Medical ethics has a rich history of derivation from theological sources, such as from the Hippocratic Oath and religions such as Judaism, Christianity and Islam. In history religion and theology have been used in the development of medical regulatory guidance.


To explore how a prophetic saying (Ḥadīth) can be used by clinicians of all faiths and none, to enhance the management of mental health.

Design and setting

Psychological exploration of the Ḥadīth “The believer is a mirror of their brother” and its utility in management of mental health within healthcare settings worldwide.


The Ḥadīth was analysed within the context of the UK and American medical regulatory guidelines set out by the General Medical Council and the American Medical Association to develop a framework for its practical application within mental health consultations.

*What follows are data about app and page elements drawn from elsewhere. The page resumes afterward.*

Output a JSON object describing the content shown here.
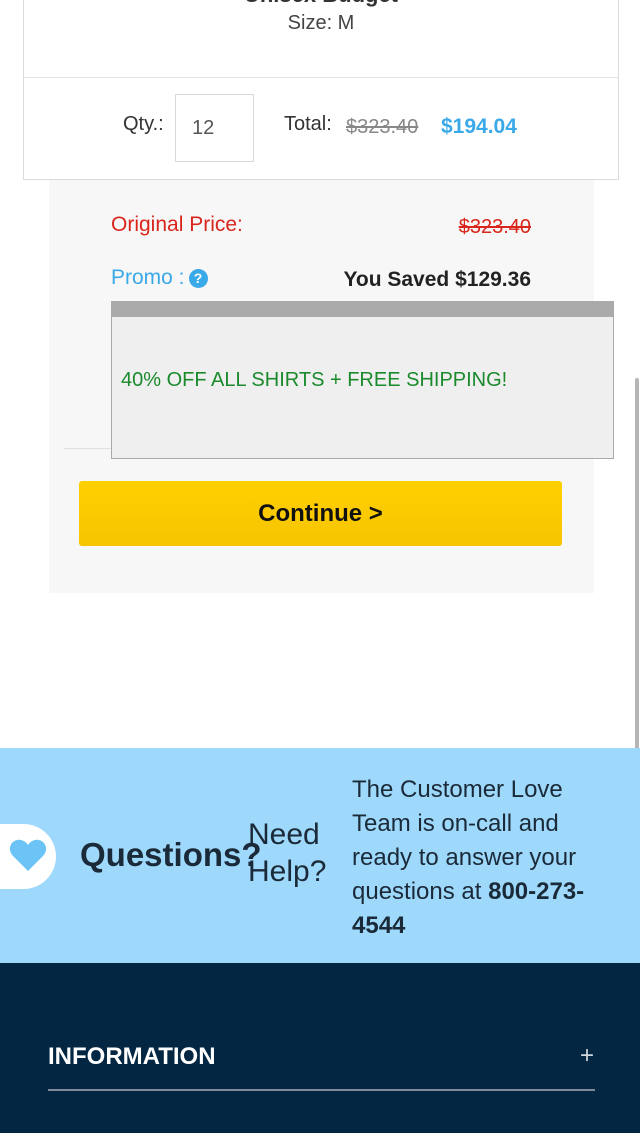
{
  "cart_item": {
    "product_name": "Unisex Budget",
    "size": "Size: M",
    "qty_label": "Qty.:",
    "qty_value": "12",
    "total_label": "Total:",
    "total_original": "$323.40",
    "total_discounted": "$194.04"
  },
  "summary": {
    "original_price_label": "Original Price:",
    "original_price_value": "$323.40",
    "promo_label": "Promo :",
    "promo_icon": "?",
    "saved_text": "You Saved $129.36",
    "promo_message": "40% OFF ALL SHIRTS + FREE SHIPPING!",
    "continue_label": "Continue >"
  },
  "help": {
    "questions": "Questions?",
    "need": "Need",
    "help_word": "Help?",
    "text": "The Customer Love Team is on-call and ready to answer your questions at ",
    "phone": "800-273-4544"
  },
  "footer": {
    "information": "INFORMATION",
    "expand_icon": "+"
  },
  "colors": {
    "accent_blue": "#3aa9e8",
    "red": "#d9261c",
    "green": "#1a8a2c",
    "button_yellow": "#ffcc00",
    "help_band": "#9ed8fb",
    "footer_navy": "#032642"
  }
}
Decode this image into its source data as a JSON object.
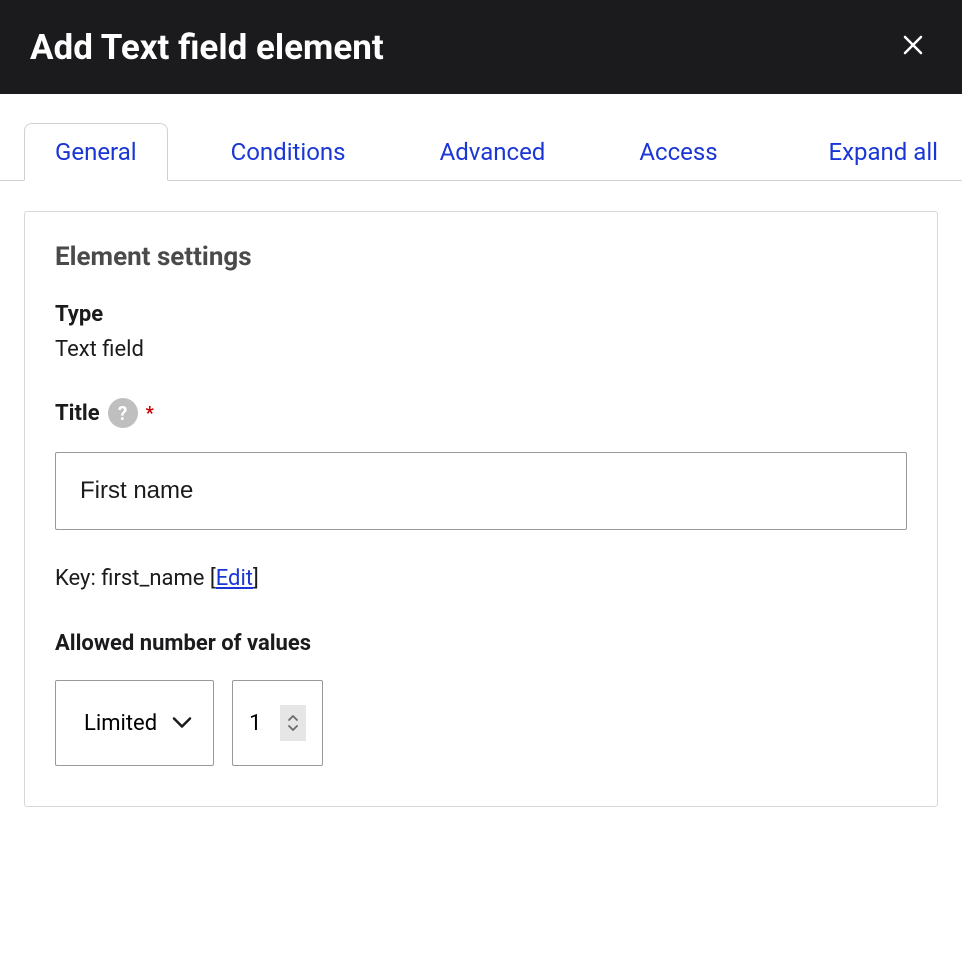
{
  "header": {
    "title": "Add Text field element"
  },
  "tabs": {
    "items": [
      {
        "label": "General"
      },
      {
        "label": "Conditions"
      },
      {
        "label": "Advanced"
      },
      {
        "label": "Access"
      }
    ],
    "expand_all": "Expand all"
  },
  "panel": {
    "title": "Element settings",
    "type_label": "Type",
    "type_value": "Text field",
    "title_label": "Title",
    "title_help": "?",
    "title_required": "*",
    "title_value": "First name",
    "key_prefix": "Key: ",
    "key_value": "first_name",
    "key_edit_open": " [",
    "key_edit_link": "Edit",
    "key_edit_close": "]",
    "allowed_label": "Allowed number of values",
    "allowed_select": "Limited",
    "allowed_number": "1"
  }
}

A framework which can facilitate clinicians of all faiths and none during mental health consultations, the MIRROR framework. Memory, a mirror has no memory and is confidential, just as a clinician is when they leave their work. Impartiality, a mirror shows what is present without any judgement, in the same way clinicians are completely     transparent in      their      consultations.Relationship, a mirror should be held neither too close.nor    too    far,   similarly clinicians         must     maintain professional boundaries. Rounded, the viewer is at the focal point of the mirror, the mirror is viewer-centred in the same way that clinicians are patient-centred. Openness, a mirror does not change according to the viewer, likewise, clinicians must not allow unconscious biases to affect their practice. Revitalize, a mirror is cleaned before reflecting the viewer, in the same manner clinicians must look after their own mental health before managing their patient’s mental health. The framework provides solutions to challenges faced within mental health consultations including clinician burnout, transparency of mental health services, harmful therapy, the social determinants of mental health, cultural safety and clinician self-care.


This paper provides greater understanding of how faith-based medical regulatory guidance in conjunction with secular medical regulatory guidance can guide clinicians when faced with challenges in the workplace to improve the management of mental health.